__Action item__:
Copy each line of the following data that contains "HTTPTest".

Source records:
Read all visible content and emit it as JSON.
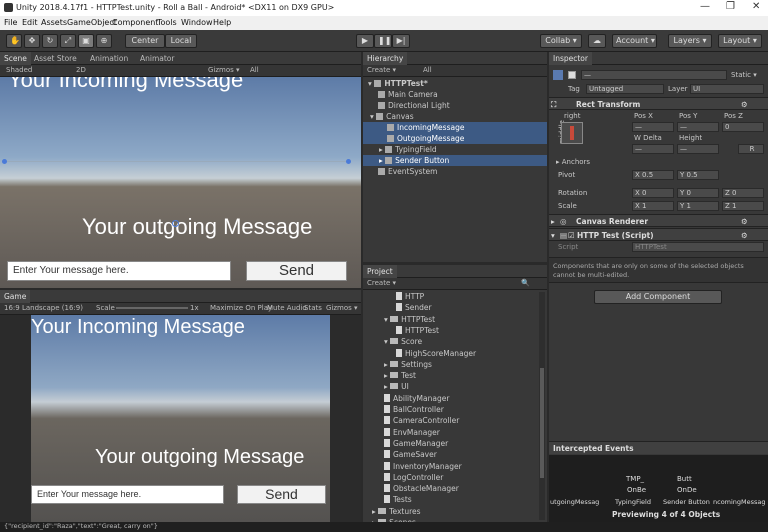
{
  "window": {
    "title": "Unity 2018.4.17f1 - HTTPTest.unity - Roll a Ball - Android* <DX11 on DX9 GPU>"
  },
  "menu": [
    "File",
    "Edit",
    "Assets",
    "GameObject",
    "Component",
    "Tools",
    "Window",
    "Help"
  ],
  "toolbar": {
    "pivot_label": "Center",
    "space_label": "Local",
    "collab_label": "Collab ▾",
    "account_label": "Account ▾",
    "layers_label": "Layers ▾",
    "layout_label": "Layout ▾"
  },
  "scene_tabs": {
    "scene": "Scene",
    "asset_store": "Asset Store",
    "animation": "Animation",
    "animator": "Animator"
  },
  "scene_toolbar": {
    "shading": "Shaded",
    "mode_2d": "2D",
    "gizmos": "Gizmos ▾",
    "search": "All"
  },
  "scene_view": {
    "incoming": "Your Incoming Message",
    "outgoing": "Your outgoing Message",
    "input_placeholder": "Enter Your message here.",
    "send": "Send"
  },
  "game_tab": {
    "label": "Game",
    "aspect": "16:9 Landscape (16:9)",
    "scale_label": "Scale",
    "scale_value": "1x",
    "maximize": "Maximize On Play",
    "mute": "Mute Audio",
    "stats": "Stats",
    "gizmos": "Gizmos ▾"
  },
  "game_view": {
    "incoming": "Your Incoming Message",
    "outgoing": "Your outgoing Message",
    "input_placeholder": "Enter Your message here.",
    "send": "Send"
  },
  "hierarchy": {
    "tab": "Hierarchy",
    "create": "Create ▾",
    "search": "All",
    "items": [
      {
        "label": "HTTPTest*",
        "depth": 0
      },
      {
        "label": "Main Camera",
        "depth": 1
      },
      {
        "label": "Directional Light",
        "depth": 1
      },
      {
        "label": "Canvas",
        "depth": 1
      },
      {
        "label": "IncomingMessage",
        "depth": 2
      },
      {
        "label": "OutgoingMessage",
        "depth": 2
      },
      {
        "label": "TypingField",
        "depth": 2
      },
      {
        "label": "Sender Button",
        "depth": 2
      },
      {
        "label": "EventSystem",
        "depth": 1
      }
    ]
  },
  "project": {
    "tab": "Project",
    "create": "Create ▾",
    "items": [
      {
        "label": "HTTP",
        "kind": "file",
        "depth": 3
      },
      {
        "label": "Sender",
        "kind": "file",
        "depth": 3
      },
      {
        "label": "HTTPTest",
        "kind": "folder",
        "depth": 2
      },
      {
        "label": "HTTPTest",
        "kind": "file",
        "depth": 3
      },
      {
        "label": "Score",
        "kind": "folder",
        "depth": 2
      },
      {
        "label": "HighScoreManager",
        "kind": "file",
        "depth": 3
      },
      {
        "label": "Settings",
        "kind": "folder",
        "depth": 2
      },
      {
        "label": "Test",
        "kind": "folder",
        "depth": 2
      },
      {
        "label": "UI",
        "kind": "folder",
        "depth": 2
      },
      {
        "label": "AbilityManager",
        "kind": "file",
        "depth": 2
      },
      {
        "label": "BallController",
        "kind": "file",
        "depth": 2
      },
      {
        "label": "CameraController",
        "kind": "file",
        "depth": 2
      },
      {
        "label": "EnvManager",
        "kind": "file",
        "depth": 2
      },
      {
        "label": "GameManager",
        "kind": "file",
        "depth": 2
      },
      {
        "label": "GameSaver",
        "kind": "file",
        "depth": 2
      },
      {
        "label": "InventoryManager",
        "kind": "file",
        "depth": 2
      },
      {
        "label": "LogController",
        "kind": "file",
        "depth": 2
      },
      {
        "label": "ObstacleManager",
        "kind": "file",
        "depth": 2
      },
      {
        "label": "Tests",
        "kind": "file",
        "depth": 2
      },
      {
        "label": "Textures",
        "kind": "folder",
        "depth": 1
      },
      {
        "label": "Scenes",
        "kind": "folder",
        "depth": 1
      }
    ]
  },
  "inspector": {
    "tab": "Inspector",
    "name_value": "—",
    "static_label": "Static ▾",
    "tag_label": "Tag",
    "tag_value": "Untagged",
    "layer_label": "Layer",
    "layer_value": "UI",
    "rect_transform": "Rect Transform",
    "anchor_h": "right",
    "anchor_v": "middle",
    "pos_x_label": "Pos X",
    "pos_y_label": "Pos Y",
    "pos_z_label": "Pos Z",
    "pos_x": "—",
    "pos_y": "—",
    "pos_z": "0",
    "w_delta_label": "W Delta",
    "height_label": "Height",
    "w_delta": "—",
    "height": "—",
    "r_btn": "R",
    "anchors_label": "Anchors",
    "pivot_label": "Pivot",
    "pivot_x": "X 0.5",
    "pivot_y": "Y 0.5",
    "rotation_label": "Rotation",
    "rot_x": "X 0",
    "rot_y": "Y 0",
    "rot_z": "Z 0",
    "scale_label": "Scale",
    "scale_x": "X 1",
    "scale_y": "Y 1",
    "scale_z": "Z 1",
    "canvas_renderer": "Canvas Renderer",
    "http_test": "HTTP Test (Script)",
    "script_label": "Script",
    "script_value": "HTTPTest",
    "multi_note": "Components that are only on some of the selected objects cannot be multi-edited.",
    "add_component": "Add Component"
  },
  "intercepted": {
    "header": "Intercepted Events",
    "row1": [
      "TMP_",
      "Butt"
    ],
    "row2": [
      "OnBe",
      "OnDe"
    ],
    "row3": [
      "utgoingMessag",
      "TypingField",
      "Sender Button",
      "ncomingMessag"
    ],
    "footer": "Previewing 4 of 4 Objects"
  },
  "status_bar": "{\"recipient_id\":\"Raza\",\"text\":\"Great, carry on\"}"
}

__Your solution__:
    "title": "Unity 2018.4.17f1 - HTTPTest.unity - Roll a Ball - Android* <DX11 on DX9 GPU>"
        "label": "HTTPTest*",
        "label": "HTTPTest",
        "label": "HTTPTest",
    "script_value": "HTTPTest",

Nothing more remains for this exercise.